Data excerpts

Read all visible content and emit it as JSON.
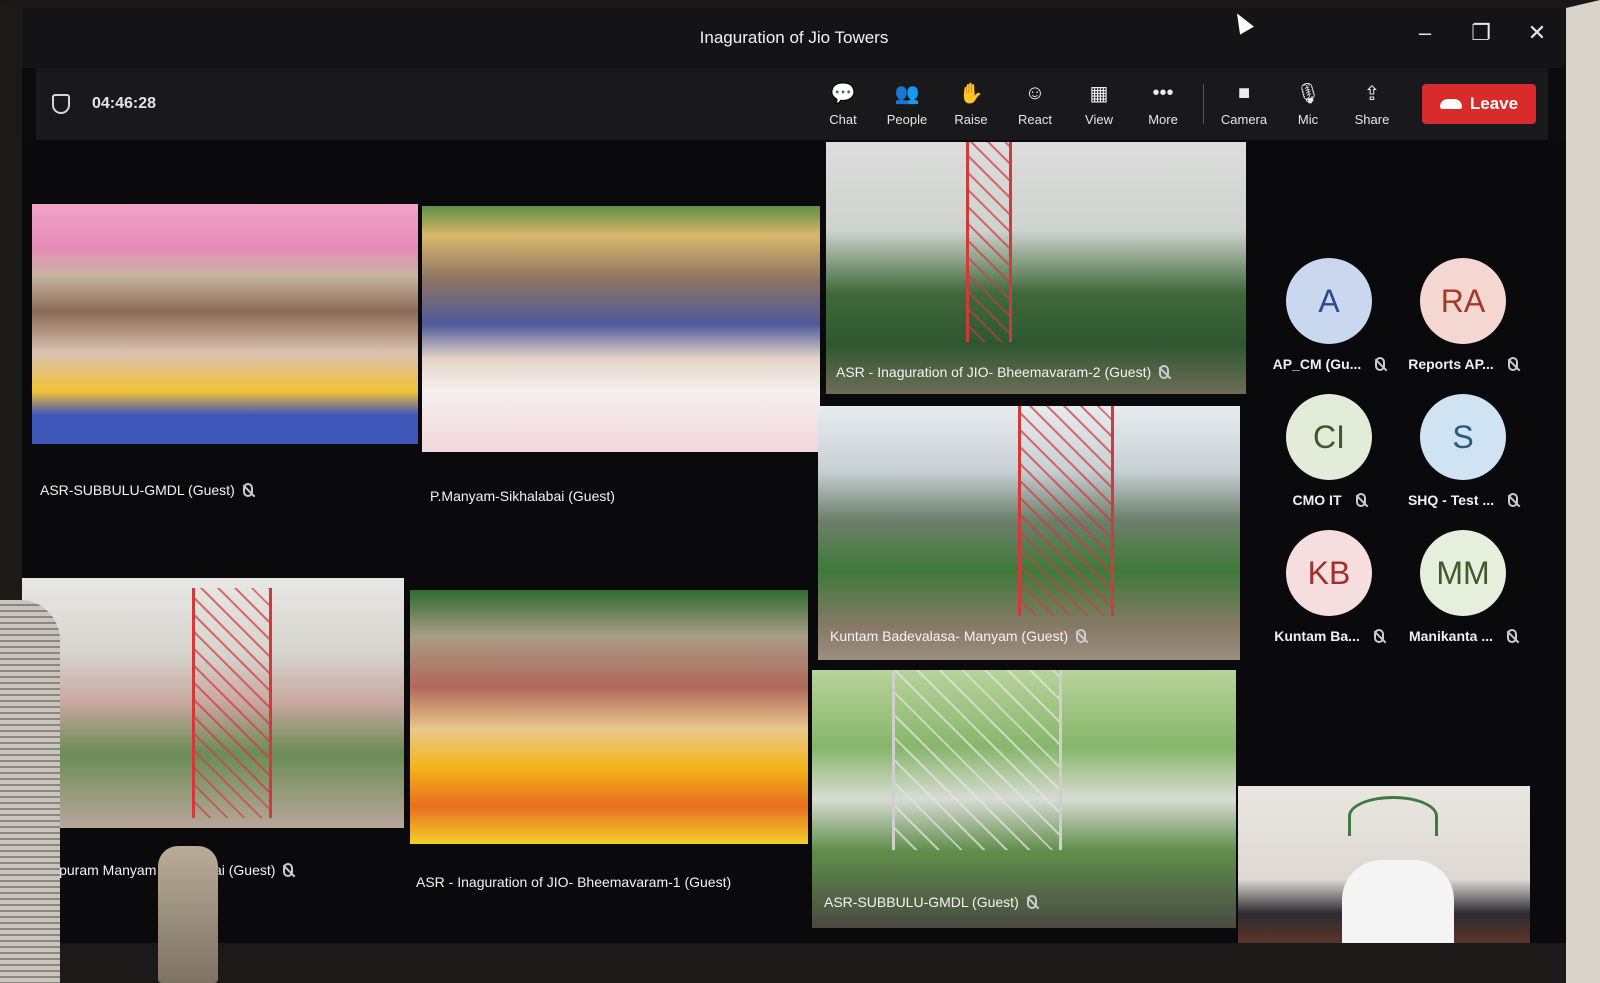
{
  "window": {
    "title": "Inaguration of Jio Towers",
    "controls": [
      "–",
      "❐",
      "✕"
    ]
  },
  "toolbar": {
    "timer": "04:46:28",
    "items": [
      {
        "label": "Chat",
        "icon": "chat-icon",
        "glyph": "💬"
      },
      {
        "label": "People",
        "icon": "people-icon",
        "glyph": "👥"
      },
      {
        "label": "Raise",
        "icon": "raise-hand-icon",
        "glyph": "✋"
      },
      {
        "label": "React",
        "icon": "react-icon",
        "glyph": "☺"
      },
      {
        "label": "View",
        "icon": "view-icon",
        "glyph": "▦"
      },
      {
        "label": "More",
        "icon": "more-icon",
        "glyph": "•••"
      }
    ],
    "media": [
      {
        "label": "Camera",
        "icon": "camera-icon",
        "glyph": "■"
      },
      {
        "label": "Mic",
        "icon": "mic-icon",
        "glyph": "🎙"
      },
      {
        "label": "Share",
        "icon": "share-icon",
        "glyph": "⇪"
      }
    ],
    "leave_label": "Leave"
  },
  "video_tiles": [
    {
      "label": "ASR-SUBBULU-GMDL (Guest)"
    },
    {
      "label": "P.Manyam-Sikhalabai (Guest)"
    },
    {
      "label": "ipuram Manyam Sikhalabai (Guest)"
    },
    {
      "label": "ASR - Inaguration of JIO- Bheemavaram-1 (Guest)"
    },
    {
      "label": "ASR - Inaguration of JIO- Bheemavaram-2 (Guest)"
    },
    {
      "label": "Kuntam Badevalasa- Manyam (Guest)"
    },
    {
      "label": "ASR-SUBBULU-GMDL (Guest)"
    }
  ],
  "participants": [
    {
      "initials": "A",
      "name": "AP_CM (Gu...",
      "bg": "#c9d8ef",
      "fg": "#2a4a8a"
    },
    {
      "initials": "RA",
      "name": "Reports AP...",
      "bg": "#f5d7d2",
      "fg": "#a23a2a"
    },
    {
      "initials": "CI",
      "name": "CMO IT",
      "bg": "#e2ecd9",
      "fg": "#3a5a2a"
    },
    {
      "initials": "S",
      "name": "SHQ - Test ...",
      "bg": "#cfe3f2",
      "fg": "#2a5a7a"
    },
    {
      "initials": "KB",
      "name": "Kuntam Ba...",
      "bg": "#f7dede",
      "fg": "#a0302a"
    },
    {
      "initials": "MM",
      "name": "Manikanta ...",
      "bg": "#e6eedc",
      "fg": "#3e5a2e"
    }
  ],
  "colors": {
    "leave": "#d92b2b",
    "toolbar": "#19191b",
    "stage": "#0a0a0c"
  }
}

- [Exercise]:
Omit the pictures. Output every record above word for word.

- [Output for this exercise]:
Read all visible content and emit it as JSON.
{
  "window": {
    "title": "Inaguration of Jio Towers",
    "controls": [
      "–",
      "❐",
      "✕"
    ]
  },
  "toolbar": {
    "timer": "04:46:28",
    "items": [
      {
        "label": "Chat",
        "icon": "chat-icon",
        "glyph": "💬"
      },
      {
        "label": "People",
        "icon": "people-icon",
        "glyph": "👥"
      },
      {
        "label": "Raise",
        "icon": "raise-hand-icon",
        "glyph": "✋"
      },
      {
        "label": "React",
        "icon": "react-icon",
        "glyph": "☺"
      },
      {
        "label": "View",
        "icon": "view-icon",
        "glyph": "▦"
      },
      {
        "label": "More",
        "icon": "more-icon",
        "glyph": "•••"
      }
    ],
    "media": [
      {
        "label": "Camera",
        "icon": "camera-icon",
        "glyph": "■"
      },
      {
        "label": "Mic",
        "icon": "mic-icon",
        "glyph": "🎙"
      },
      {
        "label": "Share",
        "icon": "share-icon",
        "glyph": "⇪"
      }
    ],
    "leave_label": "Leave"
  },
  "video_tiles": [
    {
      "label": "ASR-SUBBULU-GMDL (Guest)"
    },
    {
      "label": "P.Manyam-Sikhalabai (Guest)"
    },
    {
      "label": "ipuram Manyam Sikhalabai (Guest)"
    },
    {
      "label": "ASR - Inaguration of JIO- Bheemavaram-1 (Guest)"
    },
    {
      "label": "ASR - Inaguration of JIO- Bheemavaram-2 (Guest)"
    },
    {
      "label": "Kuntam Badevalasa- Manyam (Guest)"
    },
    {
      "label": "ASR-SUBBULU-GMDL (Guest)"
    }
  ],
  "participants": [
    {
      "initials": "A",
      "name": "AP_CM (Gu...",
      "bg": "#c9d8ef",
      "fg": "#2a4a8a"
    },
    {
      "initials": "RA",
      "name": "Reports AP...",
      "bg": "#f5d7d2",
      "fg": "#a23a2a"
    },
    {
      "initials": "CI",
      "name": "CMO IT",
      "bg": "#e2ecd9",
      "fg": "#3a5a2a"
    },
    {
      "initials": "S",
      "name": "SHQ - Test ...",
      "bg": "#cfe3f2",
      "fg": "#2a5a7a"
    },
    {
      "initials": "KB",
      "name": "Kuntam Ba...",
      "bg": "#f7dede",
      "fg": "#a0302a"
    },
    {
      "initials": "MM",
      "name": "Manikanta ...",
      "bg": "#e6eedc",
      "fg": "#3e5a2e"
    }
  ],
  "colors": {
    "leave": "#d92b2b",
    "toolbar": "#19191b",
    "stage": "#0a0a0c"
  }
}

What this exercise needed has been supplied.